A number of credit unions say they have experienced an unusually high level of debit card fraud from the breach at nationwide fast food chain Wendy’s, and that the losses so far eclipse those that came in the wake of huge card breaches at Target and Home Depot.
As first noted on this blog in January, Wendy’s is investigating a pattern of unusual card activity at some stores. In a preliminary 2015 annual report, Wendy’s confirmed that malware designed to steal card data was found on some systems. The company says it doesn’t yet know the extent of the breach or how many customers may have been impacted.
According to B. Dan Berger, CEO at the National Association of Federal Credit Unions, many credit unions saw a huge increase in debit card fraud in the few weeks before the Wendy’s breach became public. He said much of that fraud activity was later tied to customers who’d patronized Wendy’s locations less than a month prior.
“This is what we’ve heard from three different credit union CEOs in Ohio now: It’s more concentrated and the amounts hitting compromised debit accounts is much higher that what they were hit with after Home Depot or Target,” Berger said. “It seems to have been been [the work of] a sophisticated group, in terms of the timing and the accounts they targeted. They were targeting and draining debit accounts with lots of money in them.”
Berger shared an email sent by one credit union CEO who asked not to be named in this story:
“Please take this Wendy’s story very seriously. We have been getting killed lately with debit card fraud. We have already hit half of our normal yearly fraud so far this year, and it is not even the end of January yet. After reading this, we reviewed activity on some of our accounts which had fraud on them. The first six we checked had all been to Wendy’s in the last quarter of 2015.”
All I am suggesting is that we are experiencing much high[er] losses lately than we ever did after the Target or Home Depot problems. I think we may be end up with 5 to 10 times the loss on this breach, wherever it occurred. Accordingly, please put this story in the proper perspective.”
Wendy’s declined to comment for this story.
Even if thieves don’t know the PIN assigned to a given debit card, very often banks and credit unions will let customers call in and change their PIN using automated systems that ask the caller to verify the cardholder’s identity by keying in static identifiers, like Social Security numbers, dates of birth and the card’s expiration date.

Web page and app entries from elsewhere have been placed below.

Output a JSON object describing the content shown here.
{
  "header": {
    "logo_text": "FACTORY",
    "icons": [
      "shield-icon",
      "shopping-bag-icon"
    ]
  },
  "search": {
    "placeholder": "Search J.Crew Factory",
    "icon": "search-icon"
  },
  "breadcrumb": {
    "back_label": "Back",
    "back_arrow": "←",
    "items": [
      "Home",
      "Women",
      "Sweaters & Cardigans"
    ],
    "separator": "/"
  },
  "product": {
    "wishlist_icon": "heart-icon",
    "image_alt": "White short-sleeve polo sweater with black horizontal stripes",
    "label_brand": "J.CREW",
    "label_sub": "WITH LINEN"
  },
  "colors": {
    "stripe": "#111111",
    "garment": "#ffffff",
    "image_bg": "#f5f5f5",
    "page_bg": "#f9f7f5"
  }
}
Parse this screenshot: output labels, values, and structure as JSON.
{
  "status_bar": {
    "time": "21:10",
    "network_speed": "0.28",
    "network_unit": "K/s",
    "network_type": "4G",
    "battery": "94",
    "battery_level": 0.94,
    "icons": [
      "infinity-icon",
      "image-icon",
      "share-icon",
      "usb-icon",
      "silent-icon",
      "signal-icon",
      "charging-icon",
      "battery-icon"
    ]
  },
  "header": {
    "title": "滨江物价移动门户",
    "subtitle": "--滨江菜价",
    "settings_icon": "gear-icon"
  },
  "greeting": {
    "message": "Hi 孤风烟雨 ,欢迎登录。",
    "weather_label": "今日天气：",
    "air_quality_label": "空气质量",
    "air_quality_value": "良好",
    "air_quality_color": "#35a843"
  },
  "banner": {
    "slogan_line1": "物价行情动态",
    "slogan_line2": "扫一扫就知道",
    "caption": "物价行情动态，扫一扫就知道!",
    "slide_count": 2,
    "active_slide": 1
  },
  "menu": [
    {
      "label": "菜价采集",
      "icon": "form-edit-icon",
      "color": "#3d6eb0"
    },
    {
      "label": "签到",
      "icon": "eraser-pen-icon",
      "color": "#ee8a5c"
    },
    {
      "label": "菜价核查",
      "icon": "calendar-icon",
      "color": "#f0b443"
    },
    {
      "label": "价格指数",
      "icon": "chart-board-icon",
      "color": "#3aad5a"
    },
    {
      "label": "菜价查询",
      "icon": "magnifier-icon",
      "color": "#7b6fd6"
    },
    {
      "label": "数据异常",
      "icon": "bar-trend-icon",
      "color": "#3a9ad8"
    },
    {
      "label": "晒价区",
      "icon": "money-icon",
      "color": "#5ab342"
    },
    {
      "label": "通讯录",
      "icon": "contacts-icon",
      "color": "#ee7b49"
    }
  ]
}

Thieves can abuse these automated systems to reset the PIN on the victim’s debit card, and then use a counterfeit copy of the card to withdraw cash from the account at ATMs. As I reported in September 2014, this is exactly what happened in the wake of the Home Depot breach.
Berger said NAFCU’s members are still trying to figure out whether they should just reissue cards for any customers who ate at Wendy’s anytime recently. After all, the restaurant chain hasn’t yet said how long the breach lasted — or indeed if the breach is even fully contained yet.
This brings up a fascinating phenomenon that occurs with card fraud linked to breached retailers or restaurants that customers patronize frequently. I recently spoke with a bank security consultant who was helping several financial institutions deal with the fallout from the Wendy’s breach. The consultant, who spoke on condition of anonymity, said many of his client banks had customers who re-compromised their cards several times in a month because they ate at several different Wendy’s locations throughout the month.
“A lot of them are kind of having a tough time because of they’re having trouble putting context around the exposure window, and because customers keep re-compromising themselves,” the consultant said. “The banks are reluctant to keep re-issuing cards if the cards are going to get re-compromised over and over because some customers just have to have their hamburgers each week.”
Many banks and credit unions are now issuing more secure (and more expensive to manufacture) chip-based credit and debit cards. The chip cards — combined with chip card readers at merchant cash registers — are designed to make it much harder and more expensive for thieves to counterfeit stolen cards. It’s not for certain yet but seems likely that the breached Wendy’s locations were not asking customers to dip their chip cards but instead swipe the card’s magnetic stripe.
Curious about why so many retailers have chip-enabled credit/debit card terminals and yet still ask customers to swipe? Check out The Great EMV Fakeout: No Chip For You! For a primer on why so many financial institutions in the United States are adopting chip-and-signature over chip-and-PIN, see this piece.